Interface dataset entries
########################################
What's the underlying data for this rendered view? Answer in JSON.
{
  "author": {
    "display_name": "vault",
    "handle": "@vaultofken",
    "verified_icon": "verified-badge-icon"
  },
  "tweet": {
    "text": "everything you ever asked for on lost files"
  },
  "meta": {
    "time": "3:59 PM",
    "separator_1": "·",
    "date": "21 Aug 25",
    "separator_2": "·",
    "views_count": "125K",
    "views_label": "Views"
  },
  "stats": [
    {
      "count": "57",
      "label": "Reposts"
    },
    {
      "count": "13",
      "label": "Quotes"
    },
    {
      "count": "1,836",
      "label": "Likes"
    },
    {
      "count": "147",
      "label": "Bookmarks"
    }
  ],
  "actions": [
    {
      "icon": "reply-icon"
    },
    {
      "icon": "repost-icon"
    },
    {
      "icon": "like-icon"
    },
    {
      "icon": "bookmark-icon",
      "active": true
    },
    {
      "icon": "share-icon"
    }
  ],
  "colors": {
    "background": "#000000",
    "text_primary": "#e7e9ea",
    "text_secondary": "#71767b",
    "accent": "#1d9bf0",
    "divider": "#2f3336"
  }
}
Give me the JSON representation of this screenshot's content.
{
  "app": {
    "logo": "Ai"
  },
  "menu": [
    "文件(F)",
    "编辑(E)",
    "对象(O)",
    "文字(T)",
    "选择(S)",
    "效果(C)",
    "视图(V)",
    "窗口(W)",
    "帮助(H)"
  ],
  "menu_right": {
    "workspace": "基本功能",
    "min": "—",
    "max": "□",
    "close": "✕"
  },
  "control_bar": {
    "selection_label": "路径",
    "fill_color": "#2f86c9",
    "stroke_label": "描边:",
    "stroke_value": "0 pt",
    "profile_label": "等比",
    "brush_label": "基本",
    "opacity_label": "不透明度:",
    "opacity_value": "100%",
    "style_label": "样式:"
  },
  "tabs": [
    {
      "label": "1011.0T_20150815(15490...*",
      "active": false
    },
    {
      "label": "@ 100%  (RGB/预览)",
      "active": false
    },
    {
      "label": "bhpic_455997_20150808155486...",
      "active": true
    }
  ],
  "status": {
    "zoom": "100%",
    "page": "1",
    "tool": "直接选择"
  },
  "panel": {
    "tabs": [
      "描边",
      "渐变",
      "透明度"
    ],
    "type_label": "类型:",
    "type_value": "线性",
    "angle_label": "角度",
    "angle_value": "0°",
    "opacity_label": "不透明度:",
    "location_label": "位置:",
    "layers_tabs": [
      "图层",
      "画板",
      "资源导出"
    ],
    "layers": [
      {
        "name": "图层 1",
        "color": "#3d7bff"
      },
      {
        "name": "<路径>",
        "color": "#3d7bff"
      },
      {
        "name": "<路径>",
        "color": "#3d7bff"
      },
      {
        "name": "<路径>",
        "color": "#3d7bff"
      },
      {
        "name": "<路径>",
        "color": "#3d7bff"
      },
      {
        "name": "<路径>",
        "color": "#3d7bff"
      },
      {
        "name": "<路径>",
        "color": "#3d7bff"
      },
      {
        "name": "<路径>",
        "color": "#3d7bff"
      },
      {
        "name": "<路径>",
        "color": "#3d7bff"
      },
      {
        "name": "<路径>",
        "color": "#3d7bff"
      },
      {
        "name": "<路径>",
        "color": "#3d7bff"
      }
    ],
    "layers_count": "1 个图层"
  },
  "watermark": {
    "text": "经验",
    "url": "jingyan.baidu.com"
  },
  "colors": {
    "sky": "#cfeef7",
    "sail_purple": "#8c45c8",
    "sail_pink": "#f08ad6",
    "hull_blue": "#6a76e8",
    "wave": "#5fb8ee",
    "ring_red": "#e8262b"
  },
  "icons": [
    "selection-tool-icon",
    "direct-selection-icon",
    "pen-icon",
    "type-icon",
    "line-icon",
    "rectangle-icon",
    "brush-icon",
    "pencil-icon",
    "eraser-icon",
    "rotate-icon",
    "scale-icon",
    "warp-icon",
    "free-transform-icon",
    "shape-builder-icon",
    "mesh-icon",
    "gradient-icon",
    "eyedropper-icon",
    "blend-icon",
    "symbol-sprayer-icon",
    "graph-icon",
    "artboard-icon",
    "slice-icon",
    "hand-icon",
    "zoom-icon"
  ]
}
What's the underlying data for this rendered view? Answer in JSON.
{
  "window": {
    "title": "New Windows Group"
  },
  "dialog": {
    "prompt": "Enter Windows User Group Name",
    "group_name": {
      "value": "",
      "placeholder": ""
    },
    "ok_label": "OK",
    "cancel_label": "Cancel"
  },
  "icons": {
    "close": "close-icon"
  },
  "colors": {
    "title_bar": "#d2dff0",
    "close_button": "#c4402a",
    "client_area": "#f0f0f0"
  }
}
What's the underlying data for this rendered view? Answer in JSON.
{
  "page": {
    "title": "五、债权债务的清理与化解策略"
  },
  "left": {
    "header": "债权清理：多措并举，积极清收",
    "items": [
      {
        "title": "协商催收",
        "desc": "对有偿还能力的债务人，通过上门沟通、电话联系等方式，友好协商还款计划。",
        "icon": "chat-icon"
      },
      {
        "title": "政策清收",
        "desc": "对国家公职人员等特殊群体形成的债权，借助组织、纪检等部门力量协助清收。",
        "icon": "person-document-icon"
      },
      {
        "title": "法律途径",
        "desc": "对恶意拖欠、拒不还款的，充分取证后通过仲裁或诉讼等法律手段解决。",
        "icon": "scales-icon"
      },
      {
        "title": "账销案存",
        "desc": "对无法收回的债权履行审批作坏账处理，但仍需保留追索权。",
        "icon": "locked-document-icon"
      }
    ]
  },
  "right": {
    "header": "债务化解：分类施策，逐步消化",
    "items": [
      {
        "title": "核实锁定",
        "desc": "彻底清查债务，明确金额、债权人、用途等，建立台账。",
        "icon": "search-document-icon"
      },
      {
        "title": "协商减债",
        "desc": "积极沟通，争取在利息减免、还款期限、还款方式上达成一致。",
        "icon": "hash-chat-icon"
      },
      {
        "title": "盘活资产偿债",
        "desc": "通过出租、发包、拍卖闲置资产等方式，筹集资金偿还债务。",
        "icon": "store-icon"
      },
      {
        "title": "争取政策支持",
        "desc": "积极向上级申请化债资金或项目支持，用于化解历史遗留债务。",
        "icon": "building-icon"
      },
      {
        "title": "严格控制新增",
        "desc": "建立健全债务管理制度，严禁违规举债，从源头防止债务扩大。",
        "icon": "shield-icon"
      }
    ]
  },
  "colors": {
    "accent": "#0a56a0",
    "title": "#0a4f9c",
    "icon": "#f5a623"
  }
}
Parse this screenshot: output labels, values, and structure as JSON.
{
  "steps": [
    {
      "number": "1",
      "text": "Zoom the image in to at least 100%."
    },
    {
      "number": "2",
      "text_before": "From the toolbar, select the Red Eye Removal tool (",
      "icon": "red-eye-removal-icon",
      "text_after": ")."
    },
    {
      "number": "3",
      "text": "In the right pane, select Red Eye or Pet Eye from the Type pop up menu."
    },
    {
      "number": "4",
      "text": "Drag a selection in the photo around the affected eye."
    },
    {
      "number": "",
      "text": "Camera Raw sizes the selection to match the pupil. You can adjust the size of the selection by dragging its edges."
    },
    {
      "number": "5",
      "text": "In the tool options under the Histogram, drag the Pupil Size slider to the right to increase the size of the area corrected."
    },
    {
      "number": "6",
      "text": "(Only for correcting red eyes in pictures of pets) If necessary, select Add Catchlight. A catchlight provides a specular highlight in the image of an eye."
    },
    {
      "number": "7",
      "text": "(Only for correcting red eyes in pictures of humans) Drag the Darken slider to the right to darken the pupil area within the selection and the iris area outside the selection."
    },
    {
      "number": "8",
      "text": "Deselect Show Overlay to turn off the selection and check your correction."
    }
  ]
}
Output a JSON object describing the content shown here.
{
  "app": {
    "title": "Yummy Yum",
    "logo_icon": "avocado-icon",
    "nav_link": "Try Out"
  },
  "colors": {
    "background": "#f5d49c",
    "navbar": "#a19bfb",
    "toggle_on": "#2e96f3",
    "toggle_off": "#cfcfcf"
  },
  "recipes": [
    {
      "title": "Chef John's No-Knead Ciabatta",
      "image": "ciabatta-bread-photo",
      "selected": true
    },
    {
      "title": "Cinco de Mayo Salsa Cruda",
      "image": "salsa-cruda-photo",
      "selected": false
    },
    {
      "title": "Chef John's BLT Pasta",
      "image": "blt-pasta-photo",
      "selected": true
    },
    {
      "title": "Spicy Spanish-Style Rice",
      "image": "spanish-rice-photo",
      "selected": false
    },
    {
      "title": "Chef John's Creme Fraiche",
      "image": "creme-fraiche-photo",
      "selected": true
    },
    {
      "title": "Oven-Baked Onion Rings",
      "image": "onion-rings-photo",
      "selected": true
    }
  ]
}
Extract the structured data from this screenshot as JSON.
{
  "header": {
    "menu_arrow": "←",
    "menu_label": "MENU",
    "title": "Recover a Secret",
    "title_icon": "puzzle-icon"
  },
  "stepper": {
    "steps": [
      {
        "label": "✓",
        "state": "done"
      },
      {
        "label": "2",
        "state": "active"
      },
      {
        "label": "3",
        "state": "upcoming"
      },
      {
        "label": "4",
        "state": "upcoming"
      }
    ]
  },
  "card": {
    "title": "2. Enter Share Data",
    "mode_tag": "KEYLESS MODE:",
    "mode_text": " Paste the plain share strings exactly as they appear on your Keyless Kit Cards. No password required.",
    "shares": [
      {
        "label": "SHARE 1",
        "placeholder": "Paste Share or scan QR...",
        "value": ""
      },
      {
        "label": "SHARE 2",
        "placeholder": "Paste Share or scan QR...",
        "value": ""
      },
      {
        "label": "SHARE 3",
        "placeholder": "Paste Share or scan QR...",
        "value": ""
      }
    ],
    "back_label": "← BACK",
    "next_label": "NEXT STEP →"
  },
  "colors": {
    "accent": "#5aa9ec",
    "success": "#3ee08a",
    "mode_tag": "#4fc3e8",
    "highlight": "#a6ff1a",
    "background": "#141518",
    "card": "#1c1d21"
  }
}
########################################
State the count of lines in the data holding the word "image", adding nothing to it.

8